- 1Neuroscience and Behavioral Disorders, Duke Medical School, National University of Singapore, Singapore
- 2Neurology, Singapore General Hospital, Singapore
Mindfulness based training (MBT) is becoming increasingly popular as a means to improve general wellbeing through developing enhanced control over metacognitive processes. In this preliminary study, we tested a cohort of 36 nurses (mean age = 30.3, S.D. = 8.52; 2 male) who participated in an 8-week MBT intervention to examine the improvements in sustained attention and its energetic costs that may result from MBT. Changes in sustained attention were measured using the Psychomotor Vigilance Task (PVT) and electroencephalography (EEG) was collected both during PVT performance, and during a brief period of meditation. As there was substantial variability in training attendance, this variable was used a covariate in all analyses. Following the MBT program, we observed changes in alpha power across all scalp regions during meditation that were correlated with attendance. Similarly, PVT performance worsened over the 8-week period, but that this decline was mitigated by good attendance on the MBT program. The subjective energy depletion due to PVT performance (measured using self-report on Likert-type scales) was also less in regular attendees. Finally, changes in known EEG markers of attention during PVT performance (P300 and alpha-band event-related desynchronisation) paralleled these behavioral shifts. Taken together, our data suggest that sustained attention and its associated costs may be negatively affected over time in the nursing profession, but that regular attendance of MBT may help to attenuate these effects. However, as this study contained no control condition, we cannot rule out that other factors (e.g. motivation, placebo effects) may also account for our findings.
Keywords: mindfulness-based training, sustained attention, psychomotor vigilance test, P300, Event-Related Desynchronization, Nurses

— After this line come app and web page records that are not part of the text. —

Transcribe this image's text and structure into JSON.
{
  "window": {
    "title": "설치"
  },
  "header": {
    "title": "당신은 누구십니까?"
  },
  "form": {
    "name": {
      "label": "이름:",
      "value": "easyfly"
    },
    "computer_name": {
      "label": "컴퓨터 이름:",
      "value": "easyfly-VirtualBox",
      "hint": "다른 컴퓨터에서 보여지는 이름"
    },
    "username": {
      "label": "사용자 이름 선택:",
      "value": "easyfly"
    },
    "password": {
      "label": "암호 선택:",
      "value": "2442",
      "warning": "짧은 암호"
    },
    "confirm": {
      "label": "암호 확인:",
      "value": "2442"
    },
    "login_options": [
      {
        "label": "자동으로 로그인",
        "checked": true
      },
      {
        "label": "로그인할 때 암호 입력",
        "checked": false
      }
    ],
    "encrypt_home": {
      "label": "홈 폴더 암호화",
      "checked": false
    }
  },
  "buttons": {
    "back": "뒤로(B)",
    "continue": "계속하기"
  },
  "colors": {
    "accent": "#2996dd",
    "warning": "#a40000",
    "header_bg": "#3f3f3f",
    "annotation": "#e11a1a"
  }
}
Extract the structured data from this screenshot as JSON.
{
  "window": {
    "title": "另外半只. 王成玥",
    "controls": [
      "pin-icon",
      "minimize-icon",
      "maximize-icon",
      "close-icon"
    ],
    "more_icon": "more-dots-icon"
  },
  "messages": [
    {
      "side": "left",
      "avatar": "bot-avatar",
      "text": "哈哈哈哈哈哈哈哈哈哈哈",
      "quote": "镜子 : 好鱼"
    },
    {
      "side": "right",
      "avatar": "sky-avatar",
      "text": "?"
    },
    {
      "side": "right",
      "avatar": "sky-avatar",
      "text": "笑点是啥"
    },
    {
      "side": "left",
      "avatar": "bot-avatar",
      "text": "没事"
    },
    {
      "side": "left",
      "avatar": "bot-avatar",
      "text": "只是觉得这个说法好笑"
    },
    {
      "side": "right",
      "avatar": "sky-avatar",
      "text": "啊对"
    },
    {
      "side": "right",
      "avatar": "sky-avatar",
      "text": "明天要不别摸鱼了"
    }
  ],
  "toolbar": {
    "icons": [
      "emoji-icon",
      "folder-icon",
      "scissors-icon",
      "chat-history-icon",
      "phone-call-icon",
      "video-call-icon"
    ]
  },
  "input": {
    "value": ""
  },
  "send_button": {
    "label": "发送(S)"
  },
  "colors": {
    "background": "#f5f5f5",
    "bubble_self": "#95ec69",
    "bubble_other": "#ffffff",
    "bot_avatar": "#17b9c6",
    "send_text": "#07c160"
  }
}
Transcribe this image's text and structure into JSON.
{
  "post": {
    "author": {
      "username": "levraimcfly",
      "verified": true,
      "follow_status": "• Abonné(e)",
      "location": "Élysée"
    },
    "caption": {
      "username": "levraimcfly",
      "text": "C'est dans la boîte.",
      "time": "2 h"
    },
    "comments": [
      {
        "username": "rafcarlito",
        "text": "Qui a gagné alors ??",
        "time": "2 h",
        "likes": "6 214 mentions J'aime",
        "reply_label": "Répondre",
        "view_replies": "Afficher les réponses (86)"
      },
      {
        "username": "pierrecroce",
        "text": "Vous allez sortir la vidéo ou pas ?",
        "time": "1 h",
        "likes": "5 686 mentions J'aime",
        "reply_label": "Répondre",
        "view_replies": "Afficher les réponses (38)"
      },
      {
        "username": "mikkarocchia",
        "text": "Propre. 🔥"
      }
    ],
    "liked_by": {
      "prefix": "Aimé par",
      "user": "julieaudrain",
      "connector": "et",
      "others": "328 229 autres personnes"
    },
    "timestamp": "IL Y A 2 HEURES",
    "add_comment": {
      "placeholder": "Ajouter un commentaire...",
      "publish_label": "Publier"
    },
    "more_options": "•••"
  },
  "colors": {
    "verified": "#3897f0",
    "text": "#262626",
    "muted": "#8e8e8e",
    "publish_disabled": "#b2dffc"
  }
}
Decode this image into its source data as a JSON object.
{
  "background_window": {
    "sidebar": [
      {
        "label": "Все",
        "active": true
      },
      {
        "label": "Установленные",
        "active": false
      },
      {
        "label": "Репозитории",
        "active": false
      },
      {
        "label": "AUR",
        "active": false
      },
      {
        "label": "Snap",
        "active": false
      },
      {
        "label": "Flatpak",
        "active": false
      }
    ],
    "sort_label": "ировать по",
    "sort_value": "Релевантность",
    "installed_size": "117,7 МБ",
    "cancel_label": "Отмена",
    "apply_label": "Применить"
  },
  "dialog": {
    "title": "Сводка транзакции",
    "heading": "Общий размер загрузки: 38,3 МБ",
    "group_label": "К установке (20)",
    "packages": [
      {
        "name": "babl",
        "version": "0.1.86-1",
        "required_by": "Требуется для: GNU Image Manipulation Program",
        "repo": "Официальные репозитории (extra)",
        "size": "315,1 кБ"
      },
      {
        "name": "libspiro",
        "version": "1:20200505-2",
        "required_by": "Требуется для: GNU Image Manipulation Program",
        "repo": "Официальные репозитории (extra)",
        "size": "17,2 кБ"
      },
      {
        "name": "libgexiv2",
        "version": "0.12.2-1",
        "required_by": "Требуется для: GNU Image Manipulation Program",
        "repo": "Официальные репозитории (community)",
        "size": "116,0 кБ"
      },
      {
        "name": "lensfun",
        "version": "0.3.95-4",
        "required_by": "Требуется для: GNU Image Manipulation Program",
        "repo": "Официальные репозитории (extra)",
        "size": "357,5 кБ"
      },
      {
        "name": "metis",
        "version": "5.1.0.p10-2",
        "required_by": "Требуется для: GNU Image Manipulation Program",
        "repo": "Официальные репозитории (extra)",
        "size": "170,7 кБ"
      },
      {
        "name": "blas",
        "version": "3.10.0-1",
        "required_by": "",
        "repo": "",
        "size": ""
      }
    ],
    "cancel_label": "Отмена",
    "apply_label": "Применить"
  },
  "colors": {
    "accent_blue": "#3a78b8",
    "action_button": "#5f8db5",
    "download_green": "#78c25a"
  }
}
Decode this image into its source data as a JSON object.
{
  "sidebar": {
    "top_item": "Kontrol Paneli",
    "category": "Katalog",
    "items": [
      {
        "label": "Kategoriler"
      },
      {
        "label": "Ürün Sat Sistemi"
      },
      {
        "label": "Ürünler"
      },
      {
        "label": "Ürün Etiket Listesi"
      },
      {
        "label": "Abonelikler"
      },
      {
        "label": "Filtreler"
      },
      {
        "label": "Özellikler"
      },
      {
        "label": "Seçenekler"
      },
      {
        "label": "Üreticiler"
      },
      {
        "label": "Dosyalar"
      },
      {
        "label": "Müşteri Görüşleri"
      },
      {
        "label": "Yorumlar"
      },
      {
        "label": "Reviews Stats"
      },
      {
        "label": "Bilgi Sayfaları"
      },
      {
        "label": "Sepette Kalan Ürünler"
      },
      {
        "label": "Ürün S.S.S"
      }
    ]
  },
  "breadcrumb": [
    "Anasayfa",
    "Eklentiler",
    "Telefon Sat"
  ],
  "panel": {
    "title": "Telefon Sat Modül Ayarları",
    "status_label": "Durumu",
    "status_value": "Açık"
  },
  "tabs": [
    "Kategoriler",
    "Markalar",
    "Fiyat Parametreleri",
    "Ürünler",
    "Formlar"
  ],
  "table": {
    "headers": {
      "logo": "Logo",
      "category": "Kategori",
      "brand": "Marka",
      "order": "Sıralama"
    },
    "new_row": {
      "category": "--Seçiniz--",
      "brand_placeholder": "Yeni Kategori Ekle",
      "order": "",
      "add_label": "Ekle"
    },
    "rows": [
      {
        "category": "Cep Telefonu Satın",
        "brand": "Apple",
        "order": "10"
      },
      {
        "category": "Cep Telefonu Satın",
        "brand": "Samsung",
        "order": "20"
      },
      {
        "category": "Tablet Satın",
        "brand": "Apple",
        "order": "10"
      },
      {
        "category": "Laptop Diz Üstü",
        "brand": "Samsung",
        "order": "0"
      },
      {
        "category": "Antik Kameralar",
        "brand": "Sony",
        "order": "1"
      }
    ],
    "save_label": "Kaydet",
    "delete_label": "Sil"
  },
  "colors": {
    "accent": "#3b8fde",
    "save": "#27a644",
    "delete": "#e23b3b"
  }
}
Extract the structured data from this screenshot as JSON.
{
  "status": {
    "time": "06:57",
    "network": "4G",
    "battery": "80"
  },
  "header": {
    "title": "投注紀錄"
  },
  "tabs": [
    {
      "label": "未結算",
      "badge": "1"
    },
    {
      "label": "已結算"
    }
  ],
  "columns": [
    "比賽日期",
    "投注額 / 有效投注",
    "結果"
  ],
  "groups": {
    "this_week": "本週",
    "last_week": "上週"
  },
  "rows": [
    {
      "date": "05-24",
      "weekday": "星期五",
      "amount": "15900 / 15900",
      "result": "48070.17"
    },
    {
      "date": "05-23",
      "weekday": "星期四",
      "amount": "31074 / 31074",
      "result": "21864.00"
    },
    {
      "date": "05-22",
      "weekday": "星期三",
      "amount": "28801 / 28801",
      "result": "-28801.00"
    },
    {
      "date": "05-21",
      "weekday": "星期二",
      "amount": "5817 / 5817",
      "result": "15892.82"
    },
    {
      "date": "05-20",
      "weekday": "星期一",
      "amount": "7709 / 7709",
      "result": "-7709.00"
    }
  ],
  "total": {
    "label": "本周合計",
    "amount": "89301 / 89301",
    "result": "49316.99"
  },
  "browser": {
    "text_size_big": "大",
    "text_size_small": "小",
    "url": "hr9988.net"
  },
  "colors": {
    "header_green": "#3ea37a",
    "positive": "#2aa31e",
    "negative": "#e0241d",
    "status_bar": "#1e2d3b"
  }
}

Received: 20 Jun 2017;
Accepted: 14 Feb 2018.
Edited by:Nandini C. Singh, National Brain Research Centre (NBRC), India
Reviewed by:Dan Zhang, Tsinghua University, China
Herman N. Logemann, Eötvös Loránd University, Hungary
Copyright: © 2018 Wong, Teng, Chee, Doshi and Lim. This is an open-access article distributed under the terms of the Creative Commons Attribution License (CC BY). The use, distribution or reproduction in other forums is permitted, provided the original author(s) and the copyright owner are credited and that the original publication in this journal is cited, in accordance with accepted academic practice. No use, distribution or reproduction is permitted which does not comply with these terms.
* Correspondence: Prof. Julian Lim, Duke Medical School, National University of Singapore, Neuroscience and Behavioral Disorders, Singapore, Singapore, email@example.com